(Records for the task begins)

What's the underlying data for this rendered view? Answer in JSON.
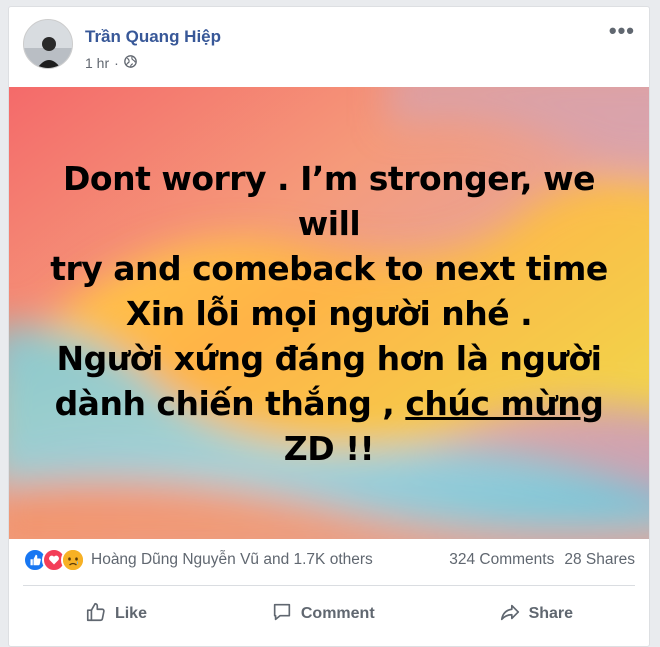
{
  "post": {
    "author": "Trần Quang Hiệp",
    "time": "1 hr",
    "audience_icon": "globe-icon",
    "more_label": "•••",
    "text_lines": [
      "Dont worry . I’m stronger, we will",
      "try and comeback to next time",
      "Xin lỗi mọi người nhé .",
      "Người xứng đáng hơn là người"
    ],
    "text_line5_prefix": "dành chiến thắng , ",
    "text_link": "chúc mừng",
    "text_line6": "ZD !!"
  },
  "stats": {
    "reaction_icons": [
      "like-icon",
      "love-icon",
      "sad-icon"
    ],
    "reactors": "Hoàng Dũng Nguyễn Vũ and 1.7K others",
    "comments": "324 Comments",
    "shares": "28 Shares"
  },
  "actions": {
    "like": "Like",
    "comment": "Comment",
    "share": "Share"
  },
  "colors": {
    "author_link": "#385898",
    "like_blue": "#1877f2",
    "love_red": "#f33e58",
    "sad_yellow": "#f7b125",
    "muted_text": "#606770"
  }
}
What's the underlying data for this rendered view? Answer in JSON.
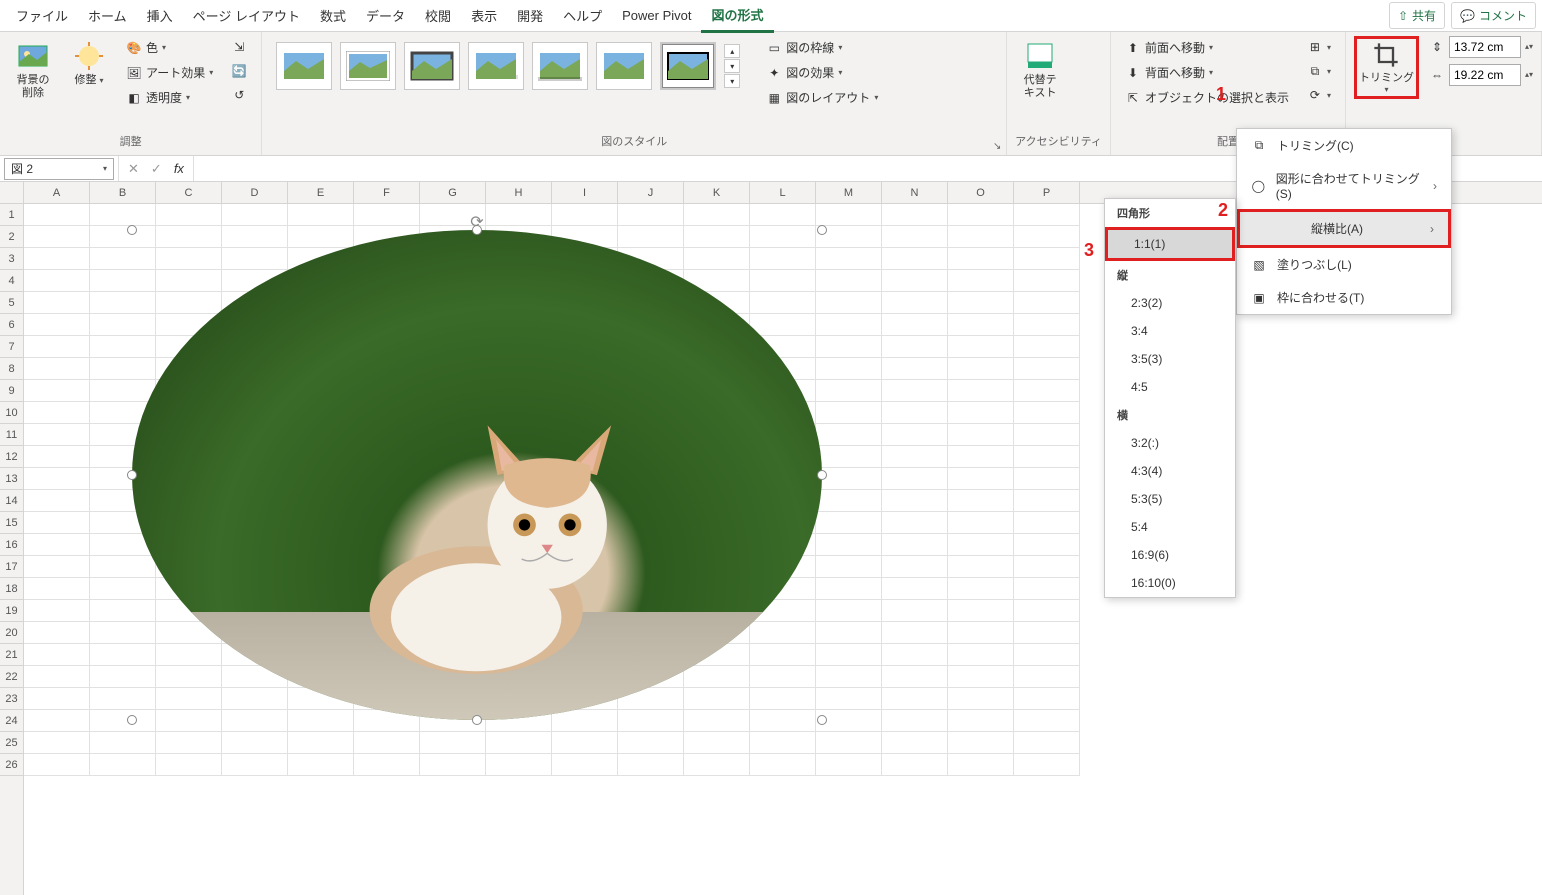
{
  "tabs": {
    "file": "ファイル",
    "home": "ホーム",
    "insert": "挿入",
    "page_layout": "ページ レイアウト",
    "formulas": "数式",
    "data": "データ",
    "review": "校閲",
    "view": "表示",
    "developer": "開発",
    "help": "ヘルプ",
    "power_pivot": "Power Pivot",
    "picture_format": "図の形式"
  },
  "share": "共有",
  "comment": "コメント",
  "ribbon": {
    "remove_bg": "背景の\n削除",
    "corrections": "修整",
    "color": "色",
    "art_effects": "アート効果",
    "transparency": "透明度",
    "group_adjust": "調整",
    "group_styles": "図のスタイル",
    "border": "図の枠線",
    "effects": "図の効果",
    "layout": "図のレイアウト",
    "alt_text": "代替テ\nキスト",
    "group_access": "アクセシビリティ",
    "bring_fwd": "前面へ移動",
    "send_back": "背面へ移動",
    "selection": "オブジェクトの選択と表示",
    "group_arrange": "配置",
    "crop": "トリミング",
    "height": "13.72 cm",
    "width": "19.22 cm"
  },
  "name_box": "図 2",
  "columns": [
    "A",
    "B",
    "C",
    "D",
    "E",
    "F",
    "G",
    "H",
    "I",
    "J",
    "K",
    "L",
    "M",
    "N",
    "O",
    "P"
  ],
  "popup1": {
    "crop": "トリミング(C)",
    "crop_to_shape": "図形に合わせてトリミング(S)",
    "aspect_ratio": "縦横比(A)",
    "fill": "塗りつぶし(L)",
    "fit": "枠に合わせる(T)"
  },
  "popup2": {
    "square_hdr": "四角形",
    "i_1_1": "1:1(1)",
    "vert_hdr": "縦",
    "i_2_3": "2:3(2)",
    "i_3_4": "3:4",
    "i_3_5": "3:5(3)",
    "i_4_5": "4:5",
    "horiz_hdr": "横",
    "i_3_2": "3:2(:)",
    "i_4_3": "4:3(4)",
    "i_5_3": "5:3(5)",
    "i_5_4": "5:4",
    "i_16_9": "16:9(6)",
    "i_16_10": "16:10(0)"
  },
  "annot": {
    "a1": "1",
    "a2": "2",
    "a3": "3"
  }
}
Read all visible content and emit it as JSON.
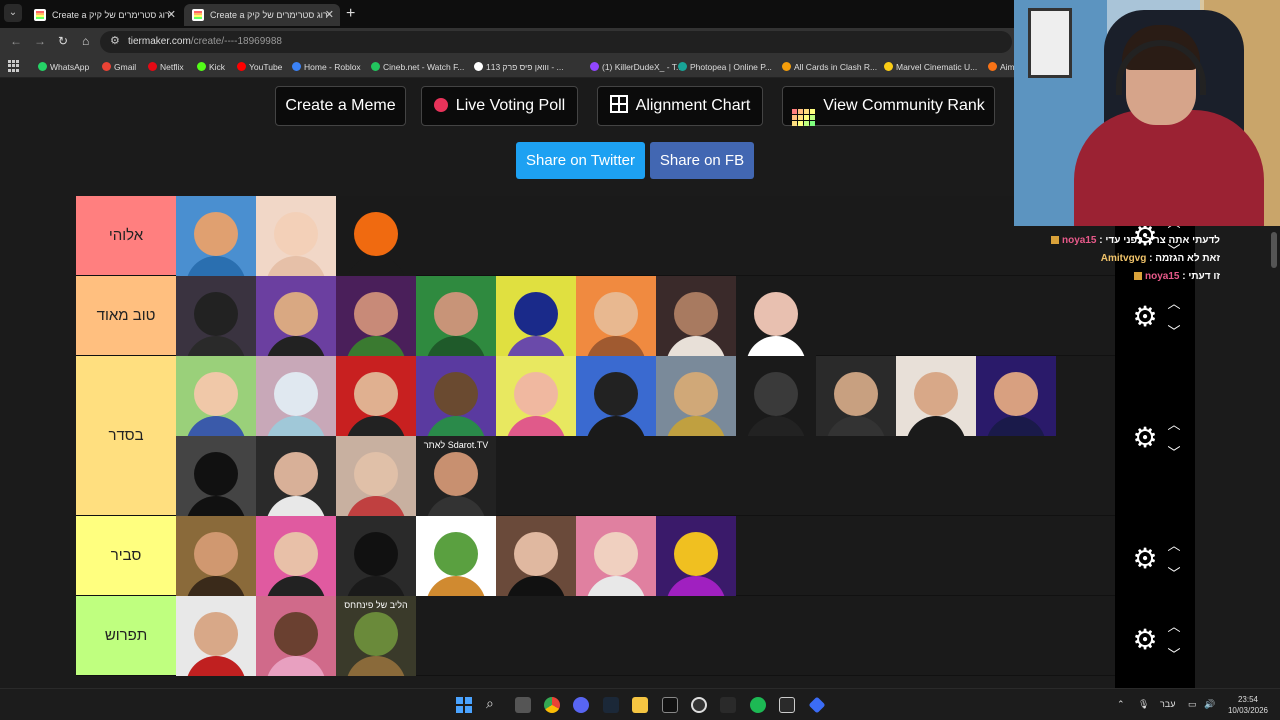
{
  "browser": {
    "tabs": [
      {
        "label": "Create a ירוג סטרימרים של קיק"
      },
      {
        "label": "Create a ירוג סטרימרים של קיק"
      }
    ],
    "new_tab": "+",
    "url_host": "tiermaker.com",
    "url_path": "/create/----18969988",
    "bookmarks": [
      {
        "label": "WhatsApp",
        "color": "#25d366"
      },
      {
        "label": "Gmail",
        "color": "#ea4335"
      },
      {
        "label": "Netflix",
        "color": "#e50914"
      },
      {
        "label": "Kick",
        "color": "#53fc18"
      },
      {
        "label": "YouTube",
        "color": "#ff0000"
      },
      {
        "label": "Home - Roblox",
        "color": "#3b82f6"
      },
      {
        "label": "Cineb.net - Watch F...",
        "color": "#22c55e"
      },
      {
        "label": "ווואן פיס פרק 113 - ...",
        "color": "#ffffff"
      },
      {
        "label": "(1) KillerDudeX_ - T...",
        "color": "#9146ff"
      },
      {
        "label": "Photopea | Online P...",
        "color": "#18a497"
      },
      {
        "label": "All Cards in Clash R...",
        "color": "#f59e0b"
      },
      {
        "label": "Marvel Cinematic U...",
        "color": "#facc15"
      },
      {
        "label": "Aim",
        "color": "#f97316"
      }
    ]
  },
  "actions": {
    "create_meme": "Create a Meme",
    "live_voting": "Live Voting Poll",
    "alignment_chart": "Alignment Chart",
    "community_rank": "View Community Rank",
    "share_twitter": "Share on Twitter",
    "share_fb": "Share on FB"
  },
  "colors": {
    "twitter": "#1da1f2",
    "facebook": "#4267b2",
    "tier_s": "#ff7f7f",
    "tier_a": "#ffbf7f",
    "tier_b": "#ffdf7f",
    "tier_c": "#ffff7f",
    "tier_d": "#bfff7f"
  },
  "tiers": [
    {
      "label": "אלוהי",
      "color": "#ff7f7f",
      "items": [
        {
          "bg": "#4a8fd0",
          "face": "#e0a070",
          "body": "#2a6fb0"
        },
        {
          "bg": "#f1d7c7",
          "face": "#f3d0b8",
          "body": "#e6c0a8"
        },
        {
          "bg": "#1a1a1a",
          "face": "#f06a10",
          "body": "#1a1a1a"
        }
      ]
    },
    {
      "label": "טוב מאוד",
      "color": "#ffbf7f",
      "items": [
        {
          "bg": "#3a3340",
          "face": "#222222",
          "body": "#2a2a2a"
        },
        {
          "bg": "#6b3fa0",
          "face": "#d9a882",
          "body": "#222222"
        },
        {
          "bg": "#4a1f5a",
          "face": "#c88a78",
          "body": "#3a7a30"
        },
        {
          "bg": "#2f8a3f",
          "face": "#c89478",
          "body": "#1f5a2a"
        },
        {
          "bg": "#e0e040",
          "face": "#1a2a8a",
          "body": "#6a4aaa"
        },
        {
          "bg": "#f08a40",
          "face": "#e8b890",
          "body": "#a05a30"
        },
        {
          "bg": "#3a2a2a",
          "face": "#a87a60",
          "body": "#e8e0d8"
        },
        {
          "bg": "#1a1a1a",
          "face": "#e8c0b0",
          "body": "#ffffff"
        }
      ]
    },
    {
      "label": "בסדר",
      "color": "#ffdf7f",
      "items": [
        {
          "bg": "#9ad07a",
          "face": "#f0c8a8",
          "body": "#3a5aaa"
        },
        {
          "bg": "#c8a8b8",
          "face": "#e0e8f0",
          "body": "#a0c8d8"
        },
        {
          "bg": "#c82020",
          "face": "#e0b090",
          "body": "#222222"
        },
        {
          "bg": "#5a3aa0",
          "face": "#6a4a30",
          "body": "#2a8a4a"
        },
        {
          "bg": "#e8e860",
          "face": "#f0b8a0",
          "body": "#e05a8a"
        },
        {
          "bg": "#3a6ad0",
          "face": "#222222",
          "body": "#1a1a1a"
        },
        {
          "bg": "#7a8a9a",
          "face": "#d0a878",
          "body": "#c0a040"
        },
        {
          "bg": "#1a1a1a",
          "face": "#3a3a3a",
          "body": "#222222"
        },
        {
          "bg": "#2a2a2a",
          "face": "#c8a080",
          "body": "#333333"
        },
        {
          "bg": "#e8e0d8",
          "face": "#d8a888",
          "body": "#1a1a1a"
        },
        {
          "bg": "#2a1a6a",
          "face": "#d8a080",
          "body": "#1a1a4a"
        },
        {
          "bg": "#444444",
          "face": "#111111",
          "body": "#111111"
        },
        {
          "bg": "#2a2a2a",
          "face": "#d8b098",
          "body": "#e8e8e8"
        },
        {
          "bg": "#c8b0a0",
          "face": "#e0c0a8",
          "body": "#c04040"
        },
        {
          "bg": "#222222",
          "face": "#c89070",
          "body": "#333333",
          "caption": "Sdarot.TV לאתר"
        }
      ]
    },
    {
      "label": "סביר",
      "color": "#ffff7f",
      "items": [
        {
          "bg": "#8a6a3a",
          "face": "#d09870",
          "body": "#3a2a1a"
        },
        {
          "bg": "#e05aa0",
          "face": "#e8c0a8",
          "body": "#222222"
        },
        {
          "bg": "#2a2a2a",
          "face": "#111111",
          "body": "#1a1a1a"
        },
        {
          "bg": "#ffffff",
          "face": "#5aa040",
          "body": "#d08a30"
        },
        {
          "bg": "#6a4a3a",
          "face": "#e0b8a0",
          "body": "#111111"
        },
        {
          "bg": "#e080a0",
          "face": "#f0d0c0",
          "body": "#e8e8e8"
        },
        {
          "bg": "#3a1a6a",
          "face": "#f0c020",
          "body": "#a020c0"
        }
      ]
    },
    {
      "label": "תפרוש",
      "color": "#bfff7f",
      "items": [
        {
          "bg": "#e8e8e8",
          "face": "#d8a888",
          "body": "#c02020"
        },
        {
          "bg": "#d06a8a",
          "face": "#6a4030",
          "body": "#e8a0c0"
        },
        {
          "bg": "#3a3a2a",
          "face": "#6a8a3a",
          "body": "#8a6a3a",
          "caption": "הליב של פינחחס"
        }
      ]
    }
  ],
  "chat": [
    {
      "user": "noya15",
      "text": "לדעתי אתה צריך לפני עדי :"
    },
    {
      "user": "Amitvgvg",
      "text": "זאת לא הגזמה :"
    },
    {
      "user": "noya15",
      "text": "זו דעתי :"
    }
  ],
  "taskbar": {
    "lang": "עבר",
    "time": "23:54",
    "date": "10/03/2026"
  }
}
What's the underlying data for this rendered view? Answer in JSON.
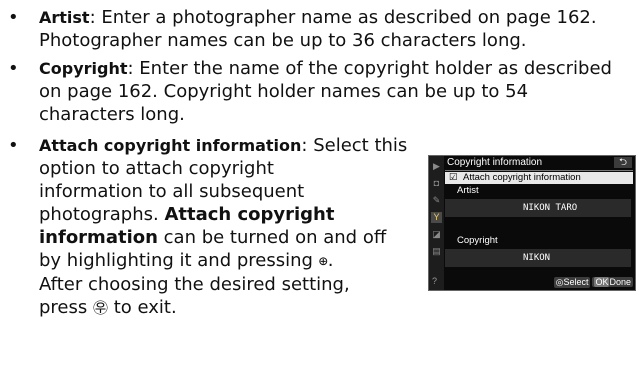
{
  "items": [
    {
      "term": "Artist",
      "lines": [
        "Enter a photographer name as described on page 162.",
        "Photographer names can be up to 36 characters long."
      ]
    },
    {
      "term": "Copyright",
      "lines": [
        "Enter the name of the copyright holder as described",
        "on page 162.  Copyright holder names can be up to 54",
        "characters long."
      ]
    },
    {
      "term": "Attach copyright information",
      "lines_first": ": Select this",
      "lines": [
        "option to attach copyright",
        "information to all subsequent",
        "photographs. "
      ],
      "bold_inline_1": "Attach copyright",
      "bold_inline_2": "information",
      "after_bold": " can be turned on and off",
      "line_press_pre": "by highlighting it and pressing ",
      "line_press_post": ".",
      "line_after": "After choosing the desired setting,",
      "line_exit_pre": "press ",
      "line_exit_post": " to exit."
    }
  ],
  "screen": {
    "title": "Copyright information",
    "back_icon": "⮌",
    "checkbox": "☑",
    "attach_label": "Attach copyright information",
    "artist_label": "Artist",
    "artist_value": "NIKON TARO",
    "copyright_label": "Copyright",
    "copyright_value": "NIKON",
    "footer_select": "Select",
    "footer_done": "Done",
    "ok_label": "OK",
    "help": "?"
  },
  "glyphs": {
    "multi_selector": "⊕",
    "ok_button": "㉾"
  }
}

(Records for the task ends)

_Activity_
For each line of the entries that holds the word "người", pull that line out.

_Solution to the problem_
      "Xin lỗi mọi người nhé .",
      "Người xứng đáng hơn là người"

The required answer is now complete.